Yes. If an online serial is published and copyrightable, it is subject to mandatory deposit even if it is available through Open Access or Hybrid Open Access or published under a Creative Commons license. Upon receiving a mandatory deposit notice for an online serial title, the rights holder must deposit the demanded volumes or issues with the Copyright Office by the deadline on the demand notice. In addition, the rights holder must send all issues published subsequent to the demand as long as the serial is published or until a notice is received stating that the Library no longer wants the title for its collections.
- Do I have to deposit if the place of publication for my journal is outside of the United States?
Deposit requirements for online-only serials apply to serials after they are published in the United States.
- Can I deposit serials not included on my mandatory deposit notice?
No. At this time, the Copyright Office can accept only deposits of online serials for which a mandatory deposit demand has been issued. However, the Copyright Office may demand additional serials as they are wanted by the Library for the collections. If an additional title you publish is wanted, you will receive a mandatory deposit notice from the Copyright Office with a unique SR number.
- Can I register the online serials I submit in response to a mandatory deposit notice?
Yes. Copyright registration fulfills the mandatory deposit requirement, while also conferring the benefits associated with registering a work.
- What if individual authors of articles retain rights to articles?
Whoever has exclusive distribution rights to the collective work is required to fulfill mandatory deposit requirements.
- What happens to my files after they've been deposited?
Staff will review them to make sure that the complete copy as published has been received, after which the files will be stored on a secure Library of Congress server.
- Will I receive notification or acknowledgement that my eDeposit submission was received?
If you choose to deposit your serial via the web interface, you will receive an email confirmation that the files were successfully uploaded. At this time, there is no confirmation of receipt for files delivered via SFTP or through a third party.
- Can I send back issues not included in the mandatory deposit notice?
Yes. The Copyright Office welcomes back issues of a demanded title with the electronic deposit. Although deposit is not required for issues or articles published before February 24, 2010, the complete archive of an online serial greatly enhances the collections of the Library of Congress. Back issues can be sent in the same delivery with the demanded deposit submission. However, if bundling issues together will delay your meeting the date specified in the demand notice, please send back issues in a separate delivery, using the same SR number provided in the demand notice.
- How do I deposit future issues?

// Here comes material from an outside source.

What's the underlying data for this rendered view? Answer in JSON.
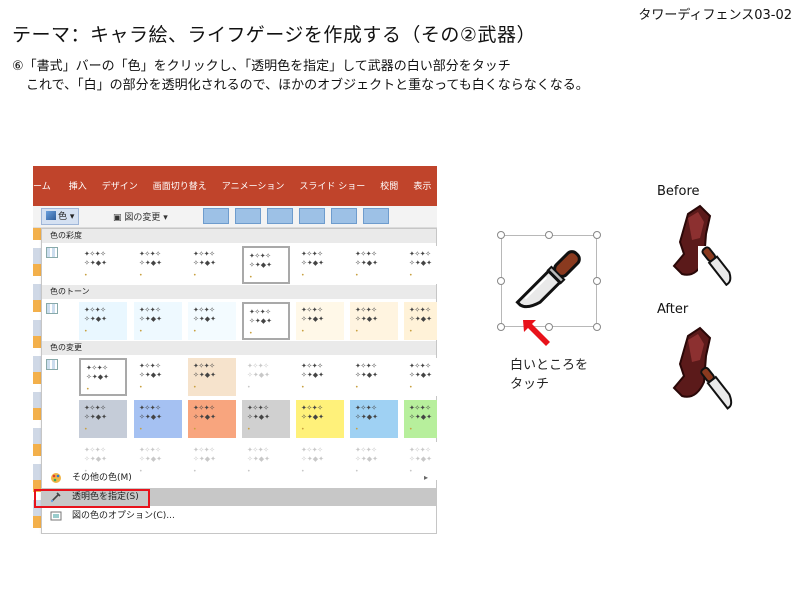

Subsequent issues should be deposited as published, using the same procedure used to send the initial demanded deposit. The Copyright Office does not assign a new SR number for each subsequent issue. Include the SR number provided with the initial demand when sending subsequent issues of the demanded title. The SR number is a unique identifier that alerts the Library's content transfer system that subsequent issues of an already demanded title have arrived for processing and handling.